Exploring the Future of Food: Rethinking Ancient Grains
March 24, 2016
In the second part of her series on the future of food, Julianka Bell explores some implications of this increase in popularity and offers some new grains to expand your repertoire.
Alas, ancient grains are making a comeback. Farmers are introducing new varieties to their grain portfolios. Chefs are challenging diners to explore grains in a whole new manner (think buckwheat pasta). And grocery store grain aisles are getting an upgrade now that consumers are on the hunt for the next super grain.
Take the case of quinoa. In recent years, the high protein, gluten-free grain has seen a surge in sales in the United States. Its appeal is immense. In fact, it’s so nutritionally complete that it has been approved for space by NASA. And in 2013, the Food and Agriculture Organization of the United Nations (FAO) declared 2013 the International Year of Quinoa.
But, quinoa is complicated. Its popularity boost has its own fair share of disadvantages. Although the escalating prices have boosted farmers’ income, locals are consuming less of the staple and farmers are scrambling for new land to cultivate to meet demand.
As the challenges of sustainably feeding a growing population continue to increase, a range of experts from different fields are rising to the challenge of finding more sustainable grains along the way. If grains supply more than half of the world’s energy, then perhaps diversifying the local food grain system can alleviate the problem and encourage new and better standards in farming.
As consumers, you can help by trying new grains. Below is a glimpse of 5 grains that show great promise for the future:

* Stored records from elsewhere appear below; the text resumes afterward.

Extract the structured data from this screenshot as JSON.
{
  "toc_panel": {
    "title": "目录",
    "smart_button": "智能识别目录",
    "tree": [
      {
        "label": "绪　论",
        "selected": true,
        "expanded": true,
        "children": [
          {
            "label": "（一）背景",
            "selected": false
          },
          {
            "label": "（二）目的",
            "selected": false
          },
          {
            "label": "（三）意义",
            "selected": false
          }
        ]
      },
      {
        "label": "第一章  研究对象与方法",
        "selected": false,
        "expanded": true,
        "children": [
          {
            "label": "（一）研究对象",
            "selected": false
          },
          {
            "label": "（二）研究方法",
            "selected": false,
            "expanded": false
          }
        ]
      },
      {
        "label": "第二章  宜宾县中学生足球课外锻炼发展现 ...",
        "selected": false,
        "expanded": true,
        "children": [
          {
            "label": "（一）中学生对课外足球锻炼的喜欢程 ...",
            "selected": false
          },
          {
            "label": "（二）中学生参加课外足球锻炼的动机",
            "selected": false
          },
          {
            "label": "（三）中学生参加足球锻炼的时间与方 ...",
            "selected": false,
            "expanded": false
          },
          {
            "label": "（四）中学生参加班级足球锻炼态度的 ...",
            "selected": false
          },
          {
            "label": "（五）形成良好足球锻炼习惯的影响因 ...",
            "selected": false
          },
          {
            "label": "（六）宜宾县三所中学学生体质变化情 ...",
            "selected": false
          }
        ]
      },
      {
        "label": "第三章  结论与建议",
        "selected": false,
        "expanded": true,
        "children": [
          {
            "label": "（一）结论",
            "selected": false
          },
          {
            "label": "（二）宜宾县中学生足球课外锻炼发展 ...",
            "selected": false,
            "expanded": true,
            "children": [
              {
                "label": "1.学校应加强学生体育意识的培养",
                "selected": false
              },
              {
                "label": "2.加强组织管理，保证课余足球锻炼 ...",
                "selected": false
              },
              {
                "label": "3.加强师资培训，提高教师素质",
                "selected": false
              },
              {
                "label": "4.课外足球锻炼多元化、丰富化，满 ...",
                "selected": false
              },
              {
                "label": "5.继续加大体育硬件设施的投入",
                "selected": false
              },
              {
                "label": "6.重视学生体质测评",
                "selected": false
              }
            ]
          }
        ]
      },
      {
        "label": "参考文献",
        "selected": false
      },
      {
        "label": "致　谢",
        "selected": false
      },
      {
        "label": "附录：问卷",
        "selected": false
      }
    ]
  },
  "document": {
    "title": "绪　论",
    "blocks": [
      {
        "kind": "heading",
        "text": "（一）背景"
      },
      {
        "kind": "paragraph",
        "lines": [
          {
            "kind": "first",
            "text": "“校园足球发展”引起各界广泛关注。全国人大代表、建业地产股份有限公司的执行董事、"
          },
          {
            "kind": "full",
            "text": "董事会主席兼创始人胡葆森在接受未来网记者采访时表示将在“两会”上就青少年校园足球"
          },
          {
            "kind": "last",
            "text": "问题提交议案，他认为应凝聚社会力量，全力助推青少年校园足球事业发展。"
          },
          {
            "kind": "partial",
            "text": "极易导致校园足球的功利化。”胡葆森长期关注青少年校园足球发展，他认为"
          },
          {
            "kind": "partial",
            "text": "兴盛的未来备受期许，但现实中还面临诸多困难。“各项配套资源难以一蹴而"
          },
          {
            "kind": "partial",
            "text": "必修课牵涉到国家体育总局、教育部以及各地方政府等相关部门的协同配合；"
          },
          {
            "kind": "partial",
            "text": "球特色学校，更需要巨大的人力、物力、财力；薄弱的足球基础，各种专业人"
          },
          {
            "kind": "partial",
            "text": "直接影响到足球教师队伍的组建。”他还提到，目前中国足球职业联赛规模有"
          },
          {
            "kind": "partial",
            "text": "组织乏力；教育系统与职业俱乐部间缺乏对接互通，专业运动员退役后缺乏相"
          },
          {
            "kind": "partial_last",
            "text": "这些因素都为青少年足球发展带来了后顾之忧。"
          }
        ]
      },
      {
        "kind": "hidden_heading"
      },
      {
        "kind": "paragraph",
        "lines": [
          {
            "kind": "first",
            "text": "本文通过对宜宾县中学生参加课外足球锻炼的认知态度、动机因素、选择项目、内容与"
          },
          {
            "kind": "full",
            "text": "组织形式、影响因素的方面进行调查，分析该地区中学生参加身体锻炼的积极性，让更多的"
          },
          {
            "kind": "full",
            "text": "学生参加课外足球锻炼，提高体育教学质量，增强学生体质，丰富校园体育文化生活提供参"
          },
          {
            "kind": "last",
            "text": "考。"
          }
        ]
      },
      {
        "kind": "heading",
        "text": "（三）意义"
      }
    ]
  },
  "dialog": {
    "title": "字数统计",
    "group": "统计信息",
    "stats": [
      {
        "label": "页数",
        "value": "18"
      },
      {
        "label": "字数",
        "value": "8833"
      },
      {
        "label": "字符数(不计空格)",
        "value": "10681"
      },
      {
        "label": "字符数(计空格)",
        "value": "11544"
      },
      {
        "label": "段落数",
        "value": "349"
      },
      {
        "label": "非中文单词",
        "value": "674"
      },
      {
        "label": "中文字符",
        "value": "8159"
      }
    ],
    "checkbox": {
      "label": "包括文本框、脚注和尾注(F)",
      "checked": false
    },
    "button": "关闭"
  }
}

- Flavor: Earthy and nutty
- Sustainability: Drought resistant and adaptive
- Nutrition Profile: Gluten-free and high in calcium, iron, magnesium, phosphorus, potassium, and protein. Also, one of the only grains to contain vitamin C.
- Innovative Companies: Puente à la Salud Comunitaria is a nonprofit organization dedicated to helping local farmers in Oaxaca, Mexico cultivate and process amaranth.
- Cost: $$
- Flavor: Firm and slightly chewy, with an earthy, nutty, and slightly smoky flavor
- Sustainability: Takes 50% less water to grow than rice and wheat.
- Nutrition Profile: Low in fat and high in fiber, iron, calcium, and zinc. Also has more protein and twice as much fiber as quinoa.
- Innovative Companies: Freekeh Foods is providing organic and conventional freekeh based products to our customers around the US.
- Cost: $$$
- Flavor: A mild corn flavor
- Sustainability: Incredibly resilient in a variety of climates. Drought tolerant.
- Nutrition Profile: High levels of antioxidants, iron, protein, calcium, B vitamins, and higher levels of protein and micronutrient than corn or rice. Gluten free.
- Innovative Companies: The Millet Project is currently working with six California farmers, like the Mendocino Grain project, to grow millet with the help of funding through the grant.
- Cost: $
- Flavor: Mild flavor
- Sustainability: An alternative to corn in drought-prone areas and requires less nitrogen than corn.
- Nutrition Profile: Gluten-free and high in fiber, protein, and B-complex vitamins
- Innovative Companies: Scientists at the Land Institute in Kansas are working to grow a perennial seed that would persist year to year without the need for re-sowing.
- Cost: $$
- Flavor: Nutty
- Sustainability: A highly adaptable, low-yield crop, that thrives in high altitudes, dry heat, and droughts.
- Nutrition Profile: High in calcium, iron, fiber, and protein
- Innovative Companies: Love Grain is working with local Ethiopian farmers to create a sustainable cycle of farm-to-family business
- Cost: $$$
Latest Posts Subscribe to the SPE RSS feed
March 27, 2017 by Kristy Del Coro, Senior Culinary Nutritionist
If you're watching your carbs, Kristy's Cauliflower Tabouleh is a great away to enjoy this grain-free version of this Mediterranean side dish.
February 8, 2017 by Kristy Del Coro, Senior Culinary Nutritionist
Chickpea liquid, or aquafaba, is popping up in more and more recipes. In her tuna salad, Kristy uses chickpeas and the aquafaba to make a chickpea "mayo" for a lighter take on this lunch staple.